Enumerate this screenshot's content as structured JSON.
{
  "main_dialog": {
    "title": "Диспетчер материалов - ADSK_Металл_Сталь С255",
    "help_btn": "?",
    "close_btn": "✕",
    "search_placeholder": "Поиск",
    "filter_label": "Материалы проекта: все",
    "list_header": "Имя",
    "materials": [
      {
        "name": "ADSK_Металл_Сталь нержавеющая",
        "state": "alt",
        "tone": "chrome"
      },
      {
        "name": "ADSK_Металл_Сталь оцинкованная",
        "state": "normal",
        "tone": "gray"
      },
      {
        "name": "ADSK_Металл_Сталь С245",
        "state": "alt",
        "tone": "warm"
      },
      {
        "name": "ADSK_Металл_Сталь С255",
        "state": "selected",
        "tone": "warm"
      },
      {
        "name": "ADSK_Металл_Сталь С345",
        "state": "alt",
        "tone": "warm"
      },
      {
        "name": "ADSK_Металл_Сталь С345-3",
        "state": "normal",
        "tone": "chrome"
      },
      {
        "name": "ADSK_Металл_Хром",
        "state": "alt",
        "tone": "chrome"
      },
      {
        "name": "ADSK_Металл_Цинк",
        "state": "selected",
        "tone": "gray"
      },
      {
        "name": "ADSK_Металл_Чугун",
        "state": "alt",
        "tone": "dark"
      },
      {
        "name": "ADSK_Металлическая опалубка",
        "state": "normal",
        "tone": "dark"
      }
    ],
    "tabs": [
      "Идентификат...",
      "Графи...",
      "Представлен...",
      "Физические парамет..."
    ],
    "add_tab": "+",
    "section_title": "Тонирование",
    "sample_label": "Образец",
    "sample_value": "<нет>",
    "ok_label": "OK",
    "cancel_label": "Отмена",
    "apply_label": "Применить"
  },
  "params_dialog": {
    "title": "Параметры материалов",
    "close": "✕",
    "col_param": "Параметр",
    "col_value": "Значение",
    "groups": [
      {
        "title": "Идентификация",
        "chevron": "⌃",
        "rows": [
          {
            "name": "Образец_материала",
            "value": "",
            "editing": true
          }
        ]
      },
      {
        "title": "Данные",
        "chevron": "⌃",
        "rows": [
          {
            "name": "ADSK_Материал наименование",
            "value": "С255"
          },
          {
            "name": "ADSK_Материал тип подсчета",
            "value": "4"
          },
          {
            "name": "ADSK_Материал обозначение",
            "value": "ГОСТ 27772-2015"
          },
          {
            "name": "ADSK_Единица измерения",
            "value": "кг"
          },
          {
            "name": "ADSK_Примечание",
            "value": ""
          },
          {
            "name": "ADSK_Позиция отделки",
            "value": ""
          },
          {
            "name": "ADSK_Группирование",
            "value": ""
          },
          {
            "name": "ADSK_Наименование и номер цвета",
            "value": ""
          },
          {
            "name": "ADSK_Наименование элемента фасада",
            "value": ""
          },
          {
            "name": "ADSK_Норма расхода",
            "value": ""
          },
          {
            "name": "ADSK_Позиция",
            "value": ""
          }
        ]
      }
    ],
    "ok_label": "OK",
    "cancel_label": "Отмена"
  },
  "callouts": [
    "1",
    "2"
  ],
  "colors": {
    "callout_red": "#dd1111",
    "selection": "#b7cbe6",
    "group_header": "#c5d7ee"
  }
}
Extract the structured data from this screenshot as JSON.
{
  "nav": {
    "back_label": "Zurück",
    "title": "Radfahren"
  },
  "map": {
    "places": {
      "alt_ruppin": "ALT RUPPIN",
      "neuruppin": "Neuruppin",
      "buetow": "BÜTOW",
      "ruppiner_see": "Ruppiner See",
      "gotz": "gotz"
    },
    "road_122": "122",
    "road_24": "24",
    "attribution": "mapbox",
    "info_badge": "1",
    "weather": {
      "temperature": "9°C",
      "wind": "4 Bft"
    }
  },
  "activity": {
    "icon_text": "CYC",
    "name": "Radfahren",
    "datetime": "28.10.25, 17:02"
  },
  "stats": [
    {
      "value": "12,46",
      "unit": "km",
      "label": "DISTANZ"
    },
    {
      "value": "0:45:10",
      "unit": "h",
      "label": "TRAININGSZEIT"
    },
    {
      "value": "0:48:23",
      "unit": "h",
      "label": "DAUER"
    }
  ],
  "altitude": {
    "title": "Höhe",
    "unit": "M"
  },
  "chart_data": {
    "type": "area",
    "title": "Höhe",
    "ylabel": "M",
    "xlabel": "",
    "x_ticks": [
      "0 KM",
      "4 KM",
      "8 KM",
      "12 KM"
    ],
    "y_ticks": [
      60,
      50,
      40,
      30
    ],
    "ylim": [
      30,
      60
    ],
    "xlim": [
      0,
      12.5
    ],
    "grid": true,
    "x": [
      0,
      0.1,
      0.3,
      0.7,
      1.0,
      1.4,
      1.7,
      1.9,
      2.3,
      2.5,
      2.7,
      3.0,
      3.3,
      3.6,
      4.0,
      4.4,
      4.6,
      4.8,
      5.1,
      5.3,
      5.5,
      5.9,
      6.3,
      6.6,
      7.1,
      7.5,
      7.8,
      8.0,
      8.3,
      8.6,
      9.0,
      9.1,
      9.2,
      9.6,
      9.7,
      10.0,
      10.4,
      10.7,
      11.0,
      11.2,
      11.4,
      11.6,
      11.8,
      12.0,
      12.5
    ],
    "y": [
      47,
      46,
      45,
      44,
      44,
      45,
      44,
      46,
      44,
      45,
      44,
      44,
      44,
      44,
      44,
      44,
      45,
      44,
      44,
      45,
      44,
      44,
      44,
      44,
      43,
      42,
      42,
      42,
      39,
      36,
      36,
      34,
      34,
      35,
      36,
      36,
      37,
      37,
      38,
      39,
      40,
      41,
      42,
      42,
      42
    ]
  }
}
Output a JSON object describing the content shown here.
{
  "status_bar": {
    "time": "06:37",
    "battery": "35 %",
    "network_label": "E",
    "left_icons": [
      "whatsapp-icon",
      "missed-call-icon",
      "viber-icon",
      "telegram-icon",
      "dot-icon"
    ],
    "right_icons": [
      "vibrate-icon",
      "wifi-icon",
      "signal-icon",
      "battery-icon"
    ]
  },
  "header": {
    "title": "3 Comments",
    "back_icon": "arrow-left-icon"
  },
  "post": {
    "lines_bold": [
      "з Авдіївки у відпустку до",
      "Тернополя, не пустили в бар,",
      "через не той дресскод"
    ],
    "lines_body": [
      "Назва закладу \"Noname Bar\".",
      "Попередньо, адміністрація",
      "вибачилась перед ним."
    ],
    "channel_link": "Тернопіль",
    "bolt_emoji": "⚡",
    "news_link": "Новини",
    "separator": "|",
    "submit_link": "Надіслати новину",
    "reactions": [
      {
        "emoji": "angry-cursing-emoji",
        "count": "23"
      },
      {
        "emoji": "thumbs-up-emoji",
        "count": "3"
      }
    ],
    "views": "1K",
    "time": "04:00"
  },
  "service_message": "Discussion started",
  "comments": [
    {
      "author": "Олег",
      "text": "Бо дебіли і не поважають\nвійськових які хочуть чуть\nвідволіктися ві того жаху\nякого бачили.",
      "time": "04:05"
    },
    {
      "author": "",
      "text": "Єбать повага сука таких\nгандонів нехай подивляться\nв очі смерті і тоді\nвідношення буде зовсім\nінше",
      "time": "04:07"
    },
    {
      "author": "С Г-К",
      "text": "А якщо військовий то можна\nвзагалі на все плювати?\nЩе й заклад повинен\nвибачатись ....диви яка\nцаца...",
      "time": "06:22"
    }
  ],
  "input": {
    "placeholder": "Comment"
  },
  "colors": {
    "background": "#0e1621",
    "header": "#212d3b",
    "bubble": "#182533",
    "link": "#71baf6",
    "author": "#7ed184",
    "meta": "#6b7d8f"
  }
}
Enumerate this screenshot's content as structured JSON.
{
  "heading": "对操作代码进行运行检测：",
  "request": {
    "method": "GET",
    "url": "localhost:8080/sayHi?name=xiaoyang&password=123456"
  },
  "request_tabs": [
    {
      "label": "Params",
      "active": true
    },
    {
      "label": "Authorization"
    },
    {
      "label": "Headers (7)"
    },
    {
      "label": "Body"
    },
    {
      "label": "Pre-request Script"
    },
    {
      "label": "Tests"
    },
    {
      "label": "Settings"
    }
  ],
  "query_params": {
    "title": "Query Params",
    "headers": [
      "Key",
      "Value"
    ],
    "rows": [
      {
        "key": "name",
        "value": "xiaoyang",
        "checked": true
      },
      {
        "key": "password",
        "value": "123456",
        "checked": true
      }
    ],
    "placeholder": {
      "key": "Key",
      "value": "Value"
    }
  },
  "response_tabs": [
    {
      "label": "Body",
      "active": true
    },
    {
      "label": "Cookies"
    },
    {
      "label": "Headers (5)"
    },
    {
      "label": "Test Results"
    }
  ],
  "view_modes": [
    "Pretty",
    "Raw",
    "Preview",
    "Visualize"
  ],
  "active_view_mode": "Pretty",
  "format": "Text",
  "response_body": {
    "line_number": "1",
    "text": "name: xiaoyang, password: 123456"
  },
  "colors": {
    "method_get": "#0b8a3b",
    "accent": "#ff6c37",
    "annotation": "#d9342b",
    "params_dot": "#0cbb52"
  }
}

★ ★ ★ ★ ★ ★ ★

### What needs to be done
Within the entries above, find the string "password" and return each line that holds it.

### Solution to the exercise
    "url": "localhost:8080/sayHi?name=xiaoyang&password=123456"
        "key": "password",
    "text": "name: xiaoyang, password: 123456"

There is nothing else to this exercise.